New smartphone ‘asthma app’ launched for children and young people
A new smartphone app that will help children and young people to better understand and manage their asthma has been developed by the NECLES* Health Innovation Education Cluster in collaboration with Queen Mary, University of London.
5 December 2011
My Asthma Log enables patients to log appointments and asthma attacks, and build up a history of their asthma that they can show to their doctor. The app also includes pictures of asthma medication and information on how it works, along with links to Asthma UK’s Facebook and Twitter forums, and youtube videos about inhalers.
The free app was developed by the North East London, North Central London and Essex Health Innovation Education Cluster’s Asthma Children and Young People team, in association with QApps, Queen Mary’s ground-breaking app development venture, which aims to translate ground-breaking research and expertise into smartphone technology.
Asthma is the most common chronic childhood disease in the UK and affects 1.1 million (1 in 10) children. Studies suggest that up to 75 per cent of hospital admissions with asthma are avoidable, and that patient-centred educational tools that support knowledge of treatments have the potential to improve treatment adherence, symptom control and quality of life.

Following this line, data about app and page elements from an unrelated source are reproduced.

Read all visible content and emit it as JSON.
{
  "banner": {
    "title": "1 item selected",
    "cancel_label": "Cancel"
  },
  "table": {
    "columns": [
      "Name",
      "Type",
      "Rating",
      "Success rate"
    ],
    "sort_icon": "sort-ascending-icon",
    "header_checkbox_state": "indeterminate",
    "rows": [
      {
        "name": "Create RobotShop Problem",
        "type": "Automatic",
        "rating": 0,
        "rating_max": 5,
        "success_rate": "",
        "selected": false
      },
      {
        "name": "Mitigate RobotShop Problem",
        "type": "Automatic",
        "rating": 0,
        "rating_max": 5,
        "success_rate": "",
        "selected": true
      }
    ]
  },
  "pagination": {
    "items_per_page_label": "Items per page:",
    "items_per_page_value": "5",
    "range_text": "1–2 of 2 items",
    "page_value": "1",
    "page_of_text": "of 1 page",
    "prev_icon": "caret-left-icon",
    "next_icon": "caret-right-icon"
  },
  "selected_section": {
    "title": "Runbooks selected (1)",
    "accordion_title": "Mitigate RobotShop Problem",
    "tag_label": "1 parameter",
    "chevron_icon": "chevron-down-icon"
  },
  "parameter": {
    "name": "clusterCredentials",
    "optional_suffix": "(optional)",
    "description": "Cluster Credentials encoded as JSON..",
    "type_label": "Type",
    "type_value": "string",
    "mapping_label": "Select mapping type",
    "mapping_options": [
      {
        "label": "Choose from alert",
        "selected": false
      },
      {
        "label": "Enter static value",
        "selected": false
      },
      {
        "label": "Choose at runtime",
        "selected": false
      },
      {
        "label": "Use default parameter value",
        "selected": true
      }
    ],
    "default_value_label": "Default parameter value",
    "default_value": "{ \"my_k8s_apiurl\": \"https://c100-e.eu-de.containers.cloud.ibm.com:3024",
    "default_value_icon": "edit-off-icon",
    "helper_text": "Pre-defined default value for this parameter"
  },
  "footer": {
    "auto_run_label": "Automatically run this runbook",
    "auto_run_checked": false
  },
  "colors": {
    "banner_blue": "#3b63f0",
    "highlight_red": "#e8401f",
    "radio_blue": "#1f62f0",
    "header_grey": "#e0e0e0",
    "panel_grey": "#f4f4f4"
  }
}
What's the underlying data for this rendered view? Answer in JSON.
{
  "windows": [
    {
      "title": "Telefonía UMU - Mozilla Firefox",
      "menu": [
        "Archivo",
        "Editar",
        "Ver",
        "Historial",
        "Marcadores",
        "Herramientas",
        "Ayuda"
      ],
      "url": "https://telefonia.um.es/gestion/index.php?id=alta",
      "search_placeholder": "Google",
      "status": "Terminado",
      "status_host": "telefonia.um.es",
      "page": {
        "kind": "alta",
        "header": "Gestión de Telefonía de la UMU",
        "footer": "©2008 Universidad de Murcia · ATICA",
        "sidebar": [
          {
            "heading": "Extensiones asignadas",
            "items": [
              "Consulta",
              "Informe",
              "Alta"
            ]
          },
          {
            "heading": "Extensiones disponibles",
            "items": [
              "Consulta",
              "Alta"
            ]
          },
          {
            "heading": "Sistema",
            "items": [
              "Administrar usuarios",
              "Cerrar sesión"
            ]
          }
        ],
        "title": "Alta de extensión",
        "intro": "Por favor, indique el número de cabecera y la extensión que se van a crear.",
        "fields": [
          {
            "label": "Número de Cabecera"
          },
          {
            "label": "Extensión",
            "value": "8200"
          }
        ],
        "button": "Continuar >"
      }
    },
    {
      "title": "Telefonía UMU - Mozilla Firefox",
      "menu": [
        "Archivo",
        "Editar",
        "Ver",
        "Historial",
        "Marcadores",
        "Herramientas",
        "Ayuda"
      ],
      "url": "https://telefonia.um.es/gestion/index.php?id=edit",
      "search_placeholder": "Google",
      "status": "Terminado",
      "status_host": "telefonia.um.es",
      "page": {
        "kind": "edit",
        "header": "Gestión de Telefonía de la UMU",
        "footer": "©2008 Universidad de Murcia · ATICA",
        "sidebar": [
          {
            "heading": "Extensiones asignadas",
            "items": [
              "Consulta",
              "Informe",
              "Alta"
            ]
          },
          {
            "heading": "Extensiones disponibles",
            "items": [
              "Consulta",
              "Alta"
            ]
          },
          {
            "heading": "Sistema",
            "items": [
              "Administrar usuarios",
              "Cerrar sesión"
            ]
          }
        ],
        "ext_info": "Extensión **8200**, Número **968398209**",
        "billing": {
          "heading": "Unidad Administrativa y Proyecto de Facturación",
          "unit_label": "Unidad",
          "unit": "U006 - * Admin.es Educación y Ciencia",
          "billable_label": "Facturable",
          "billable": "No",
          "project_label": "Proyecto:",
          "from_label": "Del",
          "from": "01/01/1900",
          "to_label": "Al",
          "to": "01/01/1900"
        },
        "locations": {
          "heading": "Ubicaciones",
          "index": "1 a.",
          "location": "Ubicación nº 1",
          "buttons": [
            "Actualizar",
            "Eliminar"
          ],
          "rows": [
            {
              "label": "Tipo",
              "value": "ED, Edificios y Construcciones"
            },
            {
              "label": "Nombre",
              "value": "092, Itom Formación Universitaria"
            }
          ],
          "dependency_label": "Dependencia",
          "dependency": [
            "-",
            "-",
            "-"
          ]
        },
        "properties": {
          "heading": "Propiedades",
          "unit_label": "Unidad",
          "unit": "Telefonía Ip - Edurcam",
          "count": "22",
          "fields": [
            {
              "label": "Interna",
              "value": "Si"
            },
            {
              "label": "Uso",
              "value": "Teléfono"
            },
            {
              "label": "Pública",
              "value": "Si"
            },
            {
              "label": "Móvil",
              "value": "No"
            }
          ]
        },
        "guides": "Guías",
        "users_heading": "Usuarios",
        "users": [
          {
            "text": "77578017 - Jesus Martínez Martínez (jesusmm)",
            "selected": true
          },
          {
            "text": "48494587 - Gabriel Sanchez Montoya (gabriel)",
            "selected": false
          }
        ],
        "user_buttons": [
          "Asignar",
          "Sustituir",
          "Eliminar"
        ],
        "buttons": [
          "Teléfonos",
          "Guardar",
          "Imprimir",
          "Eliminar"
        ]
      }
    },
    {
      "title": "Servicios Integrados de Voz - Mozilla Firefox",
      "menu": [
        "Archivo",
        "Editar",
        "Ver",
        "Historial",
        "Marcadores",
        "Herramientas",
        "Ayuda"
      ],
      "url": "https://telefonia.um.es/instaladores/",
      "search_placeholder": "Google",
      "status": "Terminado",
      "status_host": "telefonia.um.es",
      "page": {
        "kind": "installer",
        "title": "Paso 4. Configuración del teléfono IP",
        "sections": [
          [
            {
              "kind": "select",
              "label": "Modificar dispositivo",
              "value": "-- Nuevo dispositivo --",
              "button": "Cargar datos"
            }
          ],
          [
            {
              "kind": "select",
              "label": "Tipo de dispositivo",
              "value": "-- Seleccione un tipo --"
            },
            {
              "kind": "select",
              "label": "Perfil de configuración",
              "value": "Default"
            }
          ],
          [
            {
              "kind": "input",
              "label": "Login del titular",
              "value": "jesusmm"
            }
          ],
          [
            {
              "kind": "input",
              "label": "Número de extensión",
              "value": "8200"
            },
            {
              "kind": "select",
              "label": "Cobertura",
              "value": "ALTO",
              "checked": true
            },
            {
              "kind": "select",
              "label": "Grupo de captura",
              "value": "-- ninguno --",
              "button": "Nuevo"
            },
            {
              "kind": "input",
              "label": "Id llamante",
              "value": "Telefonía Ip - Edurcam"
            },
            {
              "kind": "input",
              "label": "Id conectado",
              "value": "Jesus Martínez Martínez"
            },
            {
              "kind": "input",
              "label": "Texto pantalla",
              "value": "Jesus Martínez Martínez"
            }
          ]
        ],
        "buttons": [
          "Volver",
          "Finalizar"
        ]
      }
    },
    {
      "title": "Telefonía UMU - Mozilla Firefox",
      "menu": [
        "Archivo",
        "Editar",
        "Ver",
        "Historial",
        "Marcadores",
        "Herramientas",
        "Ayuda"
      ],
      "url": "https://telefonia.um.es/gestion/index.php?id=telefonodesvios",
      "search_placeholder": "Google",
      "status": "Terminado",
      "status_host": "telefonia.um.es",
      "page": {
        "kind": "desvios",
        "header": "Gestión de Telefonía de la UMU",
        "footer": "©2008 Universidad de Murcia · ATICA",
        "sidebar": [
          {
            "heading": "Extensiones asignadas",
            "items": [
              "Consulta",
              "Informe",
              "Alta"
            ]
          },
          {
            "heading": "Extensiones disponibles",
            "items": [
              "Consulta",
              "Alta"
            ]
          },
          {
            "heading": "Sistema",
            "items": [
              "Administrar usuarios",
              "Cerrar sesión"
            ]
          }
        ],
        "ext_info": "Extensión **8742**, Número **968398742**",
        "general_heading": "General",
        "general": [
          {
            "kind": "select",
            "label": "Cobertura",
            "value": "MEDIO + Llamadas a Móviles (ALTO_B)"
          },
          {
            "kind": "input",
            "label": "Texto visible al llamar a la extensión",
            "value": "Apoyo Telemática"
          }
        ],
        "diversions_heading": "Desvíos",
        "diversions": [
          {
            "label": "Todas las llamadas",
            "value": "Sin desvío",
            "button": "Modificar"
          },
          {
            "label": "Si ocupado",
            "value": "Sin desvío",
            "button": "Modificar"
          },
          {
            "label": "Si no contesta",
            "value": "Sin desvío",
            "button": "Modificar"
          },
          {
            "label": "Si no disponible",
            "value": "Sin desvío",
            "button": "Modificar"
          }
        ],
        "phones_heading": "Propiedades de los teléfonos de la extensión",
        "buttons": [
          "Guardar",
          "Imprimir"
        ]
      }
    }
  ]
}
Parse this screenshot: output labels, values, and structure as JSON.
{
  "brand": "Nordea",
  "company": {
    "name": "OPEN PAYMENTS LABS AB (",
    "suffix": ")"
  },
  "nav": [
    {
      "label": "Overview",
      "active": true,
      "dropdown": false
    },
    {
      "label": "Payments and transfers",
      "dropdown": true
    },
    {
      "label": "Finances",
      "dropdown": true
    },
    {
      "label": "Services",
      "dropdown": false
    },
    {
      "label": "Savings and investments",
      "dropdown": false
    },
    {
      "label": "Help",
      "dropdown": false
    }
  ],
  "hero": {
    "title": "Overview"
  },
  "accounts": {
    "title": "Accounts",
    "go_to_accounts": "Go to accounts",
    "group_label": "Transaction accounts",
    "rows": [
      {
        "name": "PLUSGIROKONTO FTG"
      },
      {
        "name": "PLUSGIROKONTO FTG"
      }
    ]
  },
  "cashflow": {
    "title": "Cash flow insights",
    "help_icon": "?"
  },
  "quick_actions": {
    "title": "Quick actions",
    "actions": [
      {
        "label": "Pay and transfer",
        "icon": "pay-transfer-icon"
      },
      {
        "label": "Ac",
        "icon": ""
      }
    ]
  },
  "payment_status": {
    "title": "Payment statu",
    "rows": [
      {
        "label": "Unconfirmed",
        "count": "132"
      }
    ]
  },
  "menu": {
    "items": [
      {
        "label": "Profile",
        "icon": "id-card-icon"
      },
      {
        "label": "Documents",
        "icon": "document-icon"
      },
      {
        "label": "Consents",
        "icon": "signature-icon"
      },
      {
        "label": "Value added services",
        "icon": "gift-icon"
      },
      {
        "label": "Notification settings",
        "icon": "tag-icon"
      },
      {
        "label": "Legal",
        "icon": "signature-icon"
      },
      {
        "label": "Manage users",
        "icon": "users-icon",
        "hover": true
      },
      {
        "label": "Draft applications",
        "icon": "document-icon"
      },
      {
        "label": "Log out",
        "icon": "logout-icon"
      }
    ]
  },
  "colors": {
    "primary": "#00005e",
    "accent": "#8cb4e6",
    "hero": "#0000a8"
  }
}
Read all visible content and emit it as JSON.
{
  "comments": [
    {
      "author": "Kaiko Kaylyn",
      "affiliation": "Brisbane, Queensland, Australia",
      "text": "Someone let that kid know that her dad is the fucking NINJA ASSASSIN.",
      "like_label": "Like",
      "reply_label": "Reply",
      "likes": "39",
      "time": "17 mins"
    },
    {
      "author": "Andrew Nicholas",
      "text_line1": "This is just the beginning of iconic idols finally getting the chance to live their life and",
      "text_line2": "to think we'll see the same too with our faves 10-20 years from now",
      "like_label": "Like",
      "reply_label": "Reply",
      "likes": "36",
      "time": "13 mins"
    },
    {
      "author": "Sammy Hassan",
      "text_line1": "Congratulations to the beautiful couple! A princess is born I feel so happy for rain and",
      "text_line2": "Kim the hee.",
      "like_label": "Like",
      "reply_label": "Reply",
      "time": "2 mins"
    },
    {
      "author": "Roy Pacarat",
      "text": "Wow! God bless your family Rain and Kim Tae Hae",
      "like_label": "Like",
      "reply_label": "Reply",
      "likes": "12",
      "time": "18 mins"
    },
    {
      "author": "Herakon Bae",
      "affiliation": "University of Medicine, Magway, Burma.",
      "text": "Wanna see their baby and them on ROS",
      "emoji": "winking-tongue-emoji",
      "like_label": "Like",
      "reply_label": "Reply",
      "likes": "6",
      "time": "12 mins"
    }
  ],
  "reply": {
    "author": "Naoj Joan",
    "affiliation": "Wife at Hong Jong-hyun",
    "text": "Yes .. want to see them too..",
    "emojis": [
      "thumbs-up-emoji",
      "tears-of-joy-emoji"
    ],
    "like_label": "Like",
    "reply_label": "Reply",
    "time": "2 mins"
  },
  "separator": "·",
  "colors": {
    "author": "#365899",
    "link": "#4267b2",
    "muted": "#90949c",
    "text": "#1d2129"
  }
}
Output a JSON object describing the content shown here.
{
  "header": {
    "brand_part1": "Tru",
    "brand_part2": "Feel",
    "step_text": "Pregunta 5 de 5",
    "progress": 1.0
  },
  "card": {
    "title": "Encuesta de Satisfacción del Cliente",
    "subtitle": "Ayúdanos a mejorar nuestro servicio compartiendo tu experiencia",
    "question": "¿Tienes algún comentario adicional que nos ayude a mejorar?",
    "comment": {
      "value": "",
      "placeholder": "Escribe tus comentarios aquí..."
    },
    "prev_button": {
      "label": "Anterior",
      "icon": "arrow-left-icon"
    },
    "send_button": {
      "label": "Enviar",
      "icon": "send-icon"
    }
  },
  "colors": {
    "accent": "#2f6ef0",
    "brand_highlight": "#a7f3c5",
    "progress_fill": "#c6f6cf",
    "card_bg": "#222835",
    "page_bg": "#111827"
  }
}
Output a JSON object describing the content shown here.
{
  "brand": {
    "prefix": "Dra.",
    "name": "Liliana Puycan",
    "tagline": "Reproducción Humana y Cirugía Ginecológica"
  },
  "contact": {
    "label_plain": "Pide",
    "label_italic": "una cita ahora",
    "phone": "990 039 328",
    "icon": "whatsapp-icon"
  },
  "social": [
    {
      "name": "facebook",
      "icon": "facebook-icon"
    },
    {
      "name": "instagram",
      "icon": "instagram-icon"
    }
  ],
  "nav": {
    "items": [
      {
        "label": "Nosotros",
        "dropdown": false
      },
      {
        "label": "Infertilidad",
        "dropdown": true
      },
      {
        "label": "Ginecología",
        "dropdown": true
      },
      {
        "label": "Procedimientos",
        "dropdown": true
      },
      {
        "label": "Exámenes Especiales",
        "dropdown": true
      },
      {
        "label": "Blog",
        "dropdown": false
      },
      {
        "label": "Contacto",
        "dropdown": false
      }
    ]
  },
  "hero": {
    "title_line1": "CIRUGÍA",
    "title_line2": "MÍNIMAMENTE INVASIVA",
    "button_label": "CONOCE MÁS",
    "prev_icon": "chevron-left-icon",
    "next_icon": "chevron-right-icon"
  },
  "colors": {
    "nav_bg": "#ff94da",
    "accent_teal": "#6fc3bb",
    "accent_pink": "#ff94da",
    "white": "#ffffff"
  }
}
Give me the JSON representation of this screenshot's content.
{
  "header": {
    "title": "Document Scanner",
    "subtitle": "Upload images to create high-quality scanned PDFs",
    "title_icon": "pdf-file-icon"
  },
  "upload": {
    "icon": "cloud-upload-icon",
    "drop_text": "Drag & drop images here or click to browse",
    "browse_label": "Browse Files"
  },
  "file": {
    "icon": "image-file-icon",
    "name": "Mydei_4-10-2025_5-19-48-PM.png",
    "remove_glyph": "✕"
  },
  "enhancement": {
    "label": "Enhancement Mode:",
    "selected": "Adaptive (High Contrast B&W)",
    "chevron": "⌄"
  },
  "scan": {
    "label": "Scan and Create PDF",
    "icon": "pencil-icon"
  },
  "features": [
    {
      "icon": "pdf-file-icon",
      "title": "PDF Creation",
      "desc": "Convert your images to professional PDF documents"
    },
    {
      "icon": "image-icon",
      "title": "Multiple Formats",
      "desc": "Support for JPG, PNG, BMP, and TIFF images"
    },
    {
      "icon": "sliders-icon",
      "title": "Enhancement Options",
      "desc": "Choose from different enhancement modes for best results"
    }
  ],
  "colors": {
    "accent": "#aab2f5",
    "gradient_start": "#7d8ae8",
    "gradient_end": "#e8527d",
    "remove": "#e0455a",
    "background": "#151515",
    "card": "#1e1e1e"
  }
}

Ms Robyn Hudson, Managing Director of NECLES HIEC, explains: “We think that smartphone technology and other similar platforms are ideal tools to support self management and better health. We all have forgotten pieces of paper and written instructions, but not many people leave without their mobile phone anymore! We hope that this app is a useful self management tool that helps young people take control of their Asthma.”
Catherine Clapton, HIEC Fellow for Asthma in Children and Young People at Queen Mary, University of London added: “We know from empirical research that when people have an action plan, their asthma management is improved. Hopefully this app will encourage increased dialog between patients and clinicians and this will lead to better understanding of their symptoms and control.”
Professor Peter McOwan, co-founder of QApps, added: “This is exactly the sort of thing QApps was created for. We have world class research work going on in the medical school here at Queen Mary, and it's great to play a part in getting it out there, helping the community. It’s an exciting time for QApps, we have a number of other innovative health related projects in the pipeline and I'm looking forward to their release too.”
My Asthma Log is free, and available on the Android Market, or online here: http://www.qappsonline.com/apps/my-asthma-log/
For media information, contact:Neha Okhandiar
Public Relations Manager
Queen Mary University of London